On the nose this had wax (as is traditional with Clynelish whiskies), brine, sweaty boiled sweets, a hint of meaty smoke (burning beef?), creamy vanilla and some leather. To taste it was initially sweet turning to sour wood by the finish. It had vanilla, mint, menthol, unripe red grapes and tannic wood to finish. Water added some more sweet and sourness and a touch of sherbert – a bit like Refresher chews.

Whisky #5 was Lagavulin 16 year old. Distilled on the south coast of Islay, a concentrated whisky production area with 8 distilleries squeezed into 240 square miles of island just off the west coast of Scotland near the Kintyre peninsula. It has distilleries to either side, with Ardbeg to the east and Laphroaig to the west, all three of them known for producing heavily peated whiskies, which is the style of most of the distilleries on the island.

On the nose this has coal and campfires with sweetness hiding underneath. To taste it has a big smokiness, sweet mulchy peat, rich dried fruit and spicy fruit cake. Water rolls back some of the smoke bringing out more fruitcake and and vanilla. A big one to finish and a nice contrast to the almost smoke-free others.
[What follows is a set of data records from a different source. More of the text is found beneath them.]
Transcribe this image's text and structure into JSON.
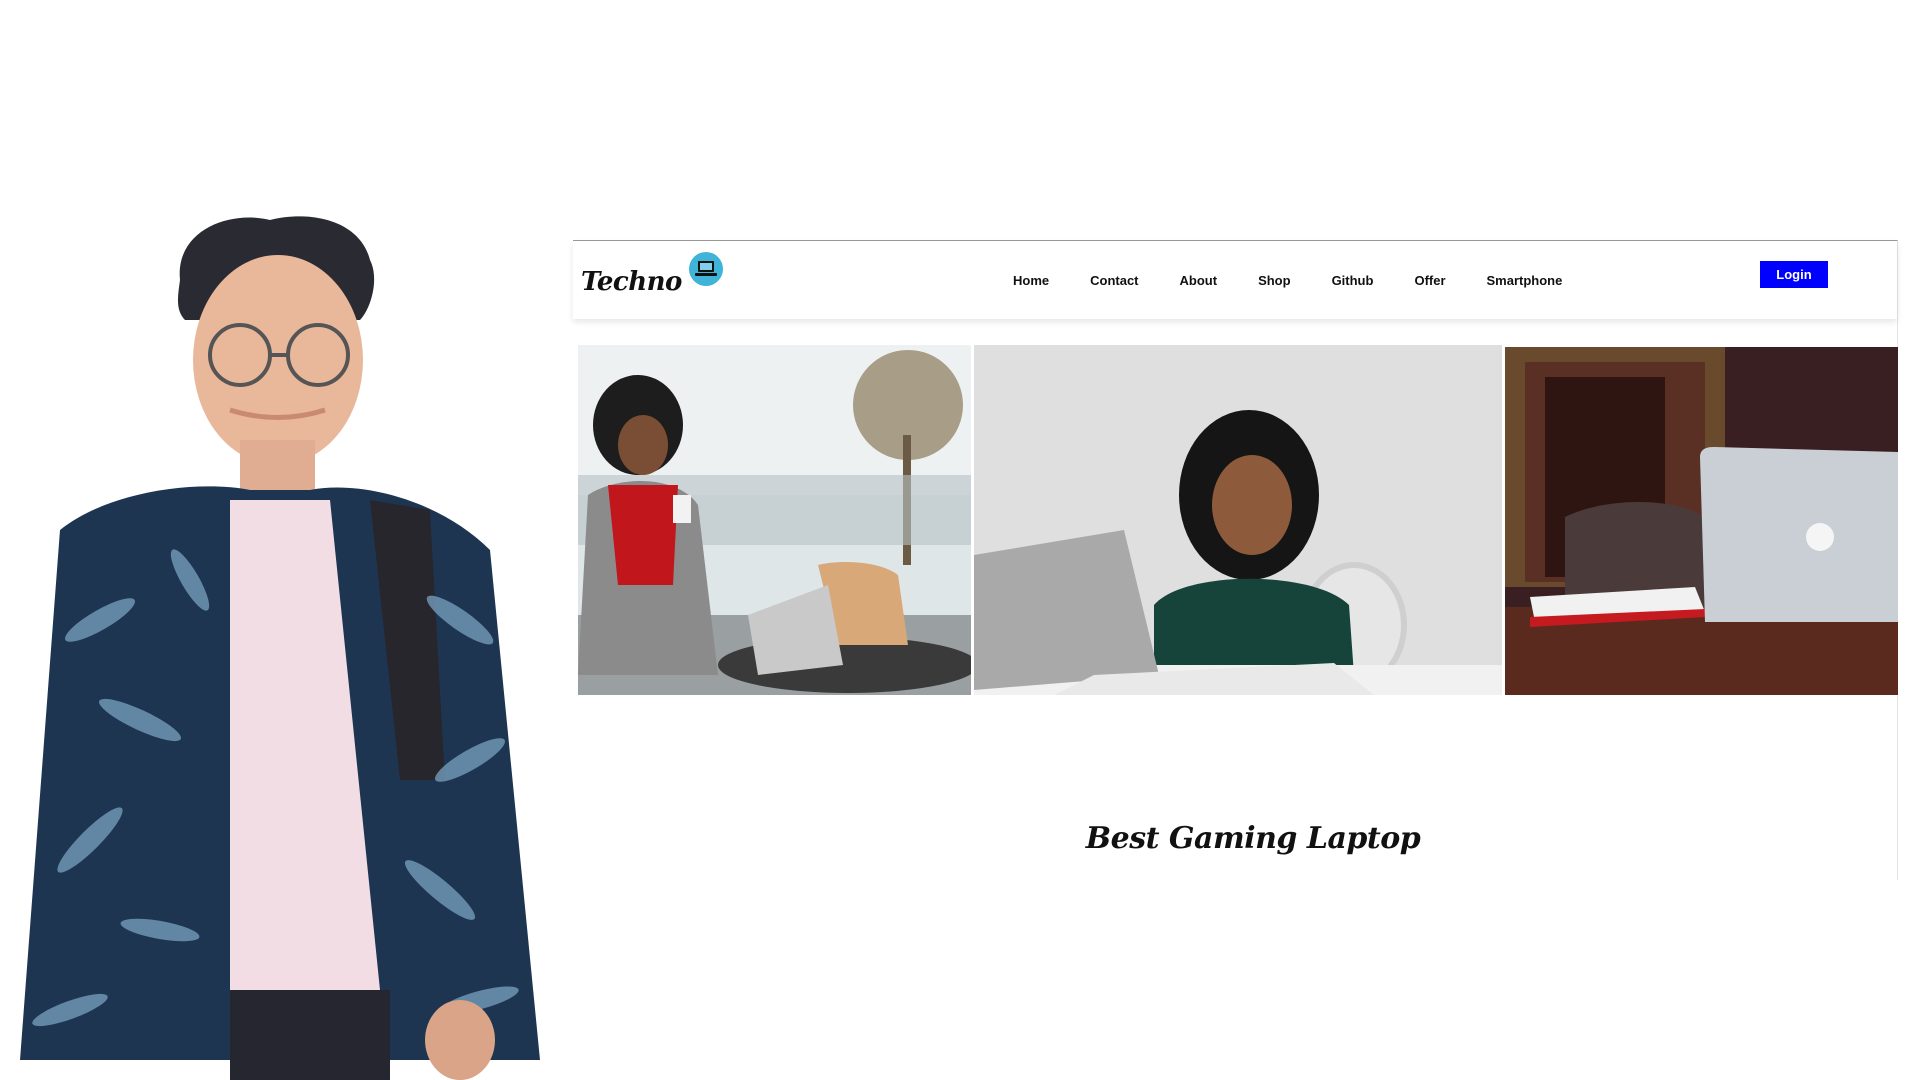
{
  "site": {
    "brand": "Techno",
    "brand_icon": "laptop-icon",
    "nav": [
      "Home",
      "Contact",
      "About",
      "Shop",
      "Github",
      "Offer",
      "Smartphone"
    ],
    "login_label": "Login",
    "section_heading": "Best Gaming Laptop"
  },
  "colors": {
    "accent": "#0000ff",
    "brand_icon_bg": "#3fb3d8"
  }
}
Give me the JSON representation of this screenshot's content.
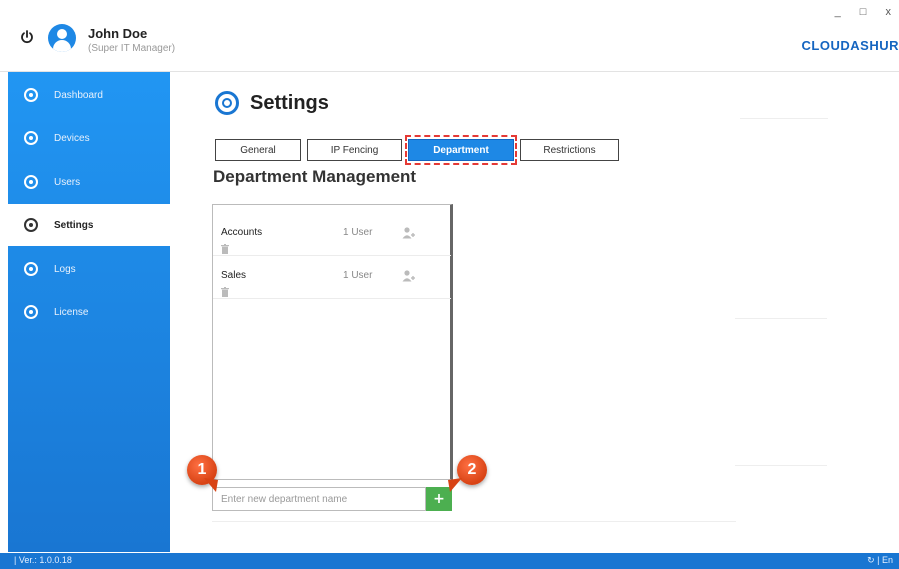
{
  "header": {
    "user_name": "John Doe",
    "user_role": "(Super IT Manager)",
    "window_controls": "_ □ x",
    "brand": "CLOUDASHUR"
  },
  "sidebar": {
    "items": [
      {
        "label": "Dashboard",
        "icon": "dashboard-icon",
        "active": false
      },
      {
        "label": "Devices",
        "icon": "devices-icon",
        "active": false
      },
      {
        "label": "Users",
        "icon": "users-icon",
        "active": false
      },
      {
        "label": "Settings",
        "icon": "settings-icon",
        "active": true
      },
      {
        "label": "Logs",
        "icon": "logs-icon",
        "active": false
      },
      {
        "label": "License",
        "icon": "license-icon",
        "active": false
      }
    ]
  },
  "main": {
    "title": "Settings",
    "tabs": [
      {
        "label": "General",
        "active": false
      },
      {
        "label": "IP Fencing",
        "active": false
      },
      {
        "label": "Department",
        "active": true
      },
      {
        "label": "Restrictions",
        "active": false
      }
    ],
    "section_title": "Department Management",
    "departments": [
      {
        "name": "Accounts",
        "count": "1 User"
      },
      {
        "name": "Sales",
        "count": "1 User"
      }
    ],
    "new_department": {
      "placeholder": "Enter new department name",
      "value": "",
      "add_label": "+"
    },
    "callouts": [
      "1",
      "2"
    ]
  },
  "footer": {
    "version": "| Ver.: 1.0.0.18",
    "right": "| En"
  },
  "colors": {
    "sidebar_top": "#2196f3",
    "sidebar_bottom": "#1976d2",
    "accent": "#1e88e5",
    "add_button": "#4caf50",
    "highlight": "#e53935",
    "callout": "#e64a19"
  }
}
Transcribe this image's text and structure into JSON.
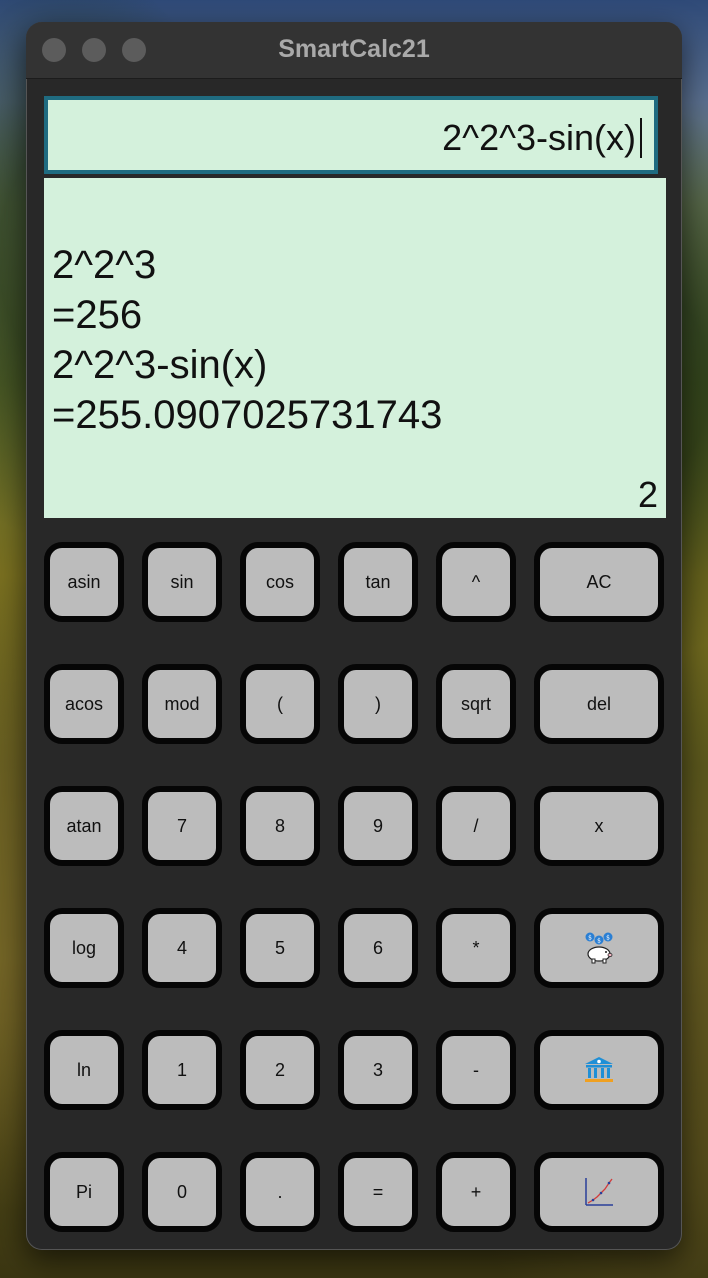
{
  "window": {
    "title": "SmartCalc21"
  },
  "input": {
    "expression": "2^2^3-sin(x)"
  },
  "output": {
    "lines": [
      "2^2^3",
      "=256",
      "2^2^3-sin(x)",
      "=255.0907025731743"
    ],
    "counter": "2"
  },
  "keys": {
    "asin": "asin",
    "sin": "sin",
    "cos": "cos",
    "tan": "tan",
    "pow": "^",
    "ac": "AC",
    "acos": "acos",
    "mod": "mod",
    "lparen": "(",
    "rparen": ")",
    "sqrt": "sqrt",
    "del": "del",
    "atan": "atan",
    "d7": "7",
    "d8": "8",
    "d9": "9",
    "div": "/",
    "x": "x",
    "log": "log",
    "d4": "4",
    "d5": "5",
    "d6": "6",
    "mul": "*",
    "ln": "ln",
    "d1": "1",
    "d2": "2",
    "d3": "3",
    "minus": "-",
    "pi": "Pi",
    "d0": "0",
    "dot": ".",
    "equals": "=",
    "plus": "+"
  },
  "icons": {
    "credit": "piggy-bank-icon",
    "deposit": "bank-icon",
    "graph": "graph-icon"
  },
  "colors": {
    "display_bg": "#d4f1dc",
    "input_border": "#1f6b80",
    "key_bg": "#bcbcbc",
    "window_bg": "#282828"
  }
}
I also brought out some new make spirit. It was Glenglassaugh Clearac, which is unpeated spirit that’s watered down to 50% before being bottled and sold – not quite the 70%ish spirit that comes straight out of the still. It’s quite sweet to smell, with caramel and lemons, and simply flavoured, with citrus sweetness and cereal notes. It shows quite nicely how much the wood maturation of whisky adds to the flavour.

Anyways, that was it. I was quite pleased with the whiskies – they contrasted nicely and gave a nice overview of the range of flavour available, which was the point of the tasting. There was only one person that really needed to be converted to liking whisky – Kirsty, who organised the tasting. She wasn’t quite a total convert but did acknowledge that there was a chance that she might find a whisky that she likes, which I’ll take as a victory.

Ballantines 17 Year Old
Blended Scotch whisky, 43%. ~£30 from Master of Malt.

Signatory Bladnoch 1993 16 Year Old
Single malt Lowland Scotch whisky, 43%. ~£35 from Master of Malt.

Glenfarclas 15 Year Old
Single malt Speyside Scotch whisky, 43%. ~£35 from Master of Malt.

Clynelish 14 Year Old
Single malt Highland Scotch whisky, 46%. ~£30 from Master of Malt.

Lagavulin 16 Year Old
Single malt Islay Scotch whisky, 43%. ~£40 from Master of Malt.

Glenglassaugh Clearac
“Spirit drink”, 50%. ~£15 per 20cl bottle from The Whisky Exchange.

Many thanks to Kirsty from The Alma for inviting me along and to Darren at Master of Malt for making sure that I got the whisky in time, even offering to bring it up to London from Tunbridge Wells for me if the post let me down